OCHA has doubled its field presence in five years to 34 countries, reflecting the massive increase in conflicts and natural disasters. In 2002, OCHA plans to establish regional support offices for Central and East Africa and West Africa as well as strengthen disaster response capacity in Africa, Asia and Latin America.
But OCHA’s field presence is not static, according to Assistant Emergency Relief Coordinator Ross Mountain, and it does not hesitate to close down field offices when appropriate.
“We are in the business of getting out of the humanitarian assistance field to pave the way for transitions to reconstruction and development,” Mountain told donors in Geneva today. “In this vein, we closed our office in Rwanda and Congo Brazaville. He added that the office, which helped to coordinate response to the drought in the Horn of Africa, “was also closed as the mandate ended.”
One of the OCHA’s priority areas is rapid and effective response to emergencies and OCHA does now have some staff ready to deploy to disaster sites “at a moment’s notice,” according to Mountain.
OCHA’s response to the recent eruption of Mount Nyirangongo in the Democratic Republic of Congo (DRC), an area plagued by armed conflict, was cited by Mountain as an example of its institutional strength.
“Within 72 hours of the event [volcanic eruption], thanks to redeployments from headquarters and country offices, OCHA had a total of 14 staff on the ground,” Mountain said.
During 2001 OCHA responded to a total of 72 natural disasters, including floods, drought, oil spills, earthquakes, cold waves, volcanoes and hurricanes.
The Chief of OCHA’s Advocacy, External Relations and Information Management Branch, Opia Kumah, said that he wanted to boost OCHA’s advocacy initiatives at field level to ensure that the appropriate media coverage is received.
“We want to be on the cutting edge in providing advocacy support to natural disaster response,” Kumah said.
Strengthened capacity for information management and communication technology is another priority area, according to OCHA managers.
“ We are in the process of finalising an internal accounting system… to provide donors with more timely financial reports in the future,” OCHA New York Director Ed Tsui said.
Policy development is also outlined as a key area.

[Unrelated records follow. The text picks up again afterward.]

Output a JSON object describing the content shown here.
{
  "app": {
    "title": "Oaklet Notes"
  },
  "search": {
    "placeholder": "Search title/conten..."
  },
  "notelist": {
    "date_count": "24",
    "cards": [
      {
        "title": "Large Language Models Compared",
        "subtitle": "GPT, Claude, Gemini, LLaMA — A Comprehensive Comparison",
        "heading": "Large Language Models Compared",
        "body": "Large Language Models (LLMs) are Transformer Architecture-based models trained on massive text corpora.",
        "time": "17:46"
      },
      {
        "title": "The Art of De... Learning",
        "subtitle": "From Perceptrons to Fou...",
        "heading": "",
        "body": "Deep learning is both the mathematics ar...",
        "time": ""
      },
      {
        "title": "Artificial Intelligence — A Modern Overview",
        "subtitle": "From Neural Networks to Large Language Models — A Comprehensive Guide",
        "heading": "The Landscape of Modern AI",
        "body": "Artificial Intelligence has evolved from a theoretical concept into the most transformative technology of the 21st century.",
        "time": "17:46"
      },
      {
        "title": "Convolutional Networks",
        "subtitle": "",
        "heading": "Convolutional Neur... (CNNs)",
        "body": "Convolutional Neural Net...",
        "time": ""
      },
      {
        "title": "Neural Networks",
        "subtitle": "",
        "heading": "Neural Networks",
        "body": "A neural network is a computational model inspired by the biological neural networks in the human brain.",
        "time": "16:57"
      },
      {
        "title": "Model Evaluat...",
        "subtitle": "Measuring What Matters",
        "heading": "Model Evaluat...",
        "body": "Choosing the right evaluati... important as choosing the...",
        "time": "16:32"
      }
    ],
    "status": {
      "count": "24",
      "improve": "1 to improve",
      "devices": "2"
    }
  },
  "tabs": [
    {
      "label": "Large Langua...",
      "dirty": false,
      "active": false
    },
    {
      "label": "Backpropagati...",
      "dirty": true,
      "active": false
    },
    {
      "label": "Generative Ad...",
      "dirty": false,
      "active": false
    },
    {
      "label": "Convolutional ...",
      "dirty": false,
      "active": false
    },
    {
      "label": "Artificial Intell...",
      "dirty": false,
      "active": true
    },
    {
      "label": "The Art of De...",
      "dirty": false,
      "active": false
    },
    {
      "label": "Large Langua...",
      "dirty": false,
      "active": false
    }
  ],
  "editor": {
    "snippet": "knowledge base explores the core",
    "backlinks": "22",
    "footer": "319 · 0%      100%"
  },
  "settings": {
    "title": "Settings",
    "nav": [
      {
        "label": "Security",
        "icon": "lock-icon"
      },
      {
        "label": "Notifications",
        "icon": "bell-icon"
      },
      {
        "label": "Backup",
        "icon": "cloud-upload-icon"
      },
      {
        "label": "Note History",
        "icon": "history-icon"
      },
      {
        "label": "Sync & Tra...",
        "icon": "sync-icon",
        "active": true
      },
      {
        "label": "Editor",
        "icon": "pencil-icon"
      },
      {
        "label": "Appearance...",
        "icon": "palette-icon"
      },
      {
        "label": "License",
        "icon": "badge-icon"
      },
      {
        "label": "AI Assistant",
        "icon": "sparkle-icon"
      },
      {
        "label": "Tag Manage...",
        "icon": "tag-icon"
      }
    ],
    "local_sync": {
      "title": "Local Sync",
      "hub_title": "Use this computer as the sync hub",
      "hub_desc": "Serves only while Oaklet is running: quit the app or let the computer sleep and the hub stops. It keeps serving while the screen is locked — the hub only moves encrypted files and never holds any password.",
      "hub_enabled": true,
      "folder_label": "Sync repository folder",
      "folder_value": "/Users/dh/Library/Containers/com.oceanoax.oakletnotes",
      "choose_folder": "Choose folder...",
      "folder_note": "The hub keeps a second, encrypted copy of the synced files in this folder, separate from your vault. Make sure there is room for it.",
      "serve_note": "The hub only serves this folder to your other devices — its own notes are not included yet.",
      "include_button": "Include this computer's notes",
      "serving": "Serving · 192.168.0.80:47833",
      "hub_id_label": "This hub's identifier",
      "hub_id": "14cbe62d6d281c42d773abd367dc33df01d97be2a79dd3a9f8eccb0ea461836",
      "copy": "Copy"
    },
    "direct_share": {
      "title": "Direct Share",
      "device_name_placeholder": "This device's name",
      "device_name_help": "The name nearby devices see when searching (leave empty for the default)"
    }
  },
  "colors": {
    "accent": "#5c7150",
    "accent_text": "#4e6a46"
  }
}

This includes integrating the protection of civilians into the work of the UN, developing an agreed methodology for reviewing the humanitarian impact of sanctions, defining how humanitarian and relief actions contribute to the processes of conflict prevention and peace-building, providing better support in the management of natural disasters and conducting lessons learned exercises.
“Two immediate exercises are planned to review our involvement in and response to Afghanistan and [the volcanic eruption in] Goma,” Tsui said.